▶ [EXERCISE PROMPT]: Nothing in the data is to be left out; copy it exactly.

---+---

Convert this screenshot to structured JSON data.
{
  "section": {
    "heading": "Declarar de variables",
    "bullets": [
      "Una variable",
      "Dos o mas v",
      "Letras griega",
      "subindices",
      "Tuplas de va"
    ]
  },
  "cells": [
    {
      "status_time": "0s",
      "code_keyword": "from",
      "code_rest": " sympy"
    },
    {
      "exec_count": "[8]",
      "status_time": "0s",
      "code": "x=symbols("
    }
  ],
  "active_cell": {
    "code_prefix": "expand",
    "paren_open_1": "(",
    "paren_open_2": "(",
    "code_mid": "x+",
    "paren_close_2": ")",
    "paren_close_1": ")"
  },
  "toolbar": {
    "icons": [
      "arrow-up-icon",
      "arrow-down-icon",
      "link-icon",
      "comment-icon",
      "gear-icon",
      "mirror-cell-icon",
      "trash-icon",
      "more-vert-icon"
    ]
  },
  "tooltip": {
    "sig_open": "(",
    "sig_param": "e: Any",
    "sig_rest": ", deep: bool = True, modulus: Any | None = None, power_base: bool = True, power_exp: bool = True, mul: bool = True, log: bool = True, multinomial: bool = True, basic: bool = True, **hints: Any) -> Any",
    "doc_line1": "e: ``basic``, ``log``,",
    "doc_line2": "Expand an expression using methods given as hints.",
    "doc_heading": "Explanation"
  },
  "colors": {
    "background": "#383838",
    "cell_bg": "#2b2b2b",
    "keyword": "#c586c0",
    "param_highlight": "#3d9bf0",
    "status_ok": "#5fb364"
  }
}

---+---

▶ [YOUR SOLUTION]:
Convert this screenshot to structured JSON data.
{
  "section": {
    "heading": "Declarar de variables",
    "bullets": [
      "Una variable",
      "Dos o mas v",
      "Letras griega",
      "subindices",
      "Tuplas de va"
    ]
  },
  "cells": [
    {
      "status_time": "0s",
      "code_keyword": "from",
      "code_rest": " sympy"
    },
    {
      "exec_count": "[8]",
      "status_time": "0s",
      "code": "x=symbols("
    }
  ],
  "active_cell": {
    "code_prefix": "expand",
    "paren_open_1": "(",
    "paren_open_2": "(",
    "code_mid": "x+",
    "paren_close_2": ")",
    "paren_close_1": ")"
  },
  "toolbar": {
    "icons": [
      "arrow-up-icon",
      "arrow-down-icon",
      "link-icon",
      "comment-icon",
      "gear-icon",
      "mirror-cell-icon",
      "trash-icon",
      "more-vert-icon"
    ]
  },
  "tooltip": {
    "sig_open": "(",
    "sig_param": "e: Any",
    "sig_rest": ", deep: bool = True, modulus: Any | None = None, power_base: bool = True, power_exp: bool = True, mul: bool = True, log: bool = True, multinomial: bool = True, basic: bool = True, **hints: Any) -> Any",
    "doc_line1": "e: ``basic``, ``log``,",
    "doc_line2": "Expand an expression using methods given as hints.",
    "doc_heading": "Explanation"
  },
  "colors": {
    "background": "#383838",
    "cell_bg": "#2b2b2b",
    "keyword": "#c586c0",
    "param_highlight": "#3d9bf0",
    "status_ok": "#5fb364"
  }
}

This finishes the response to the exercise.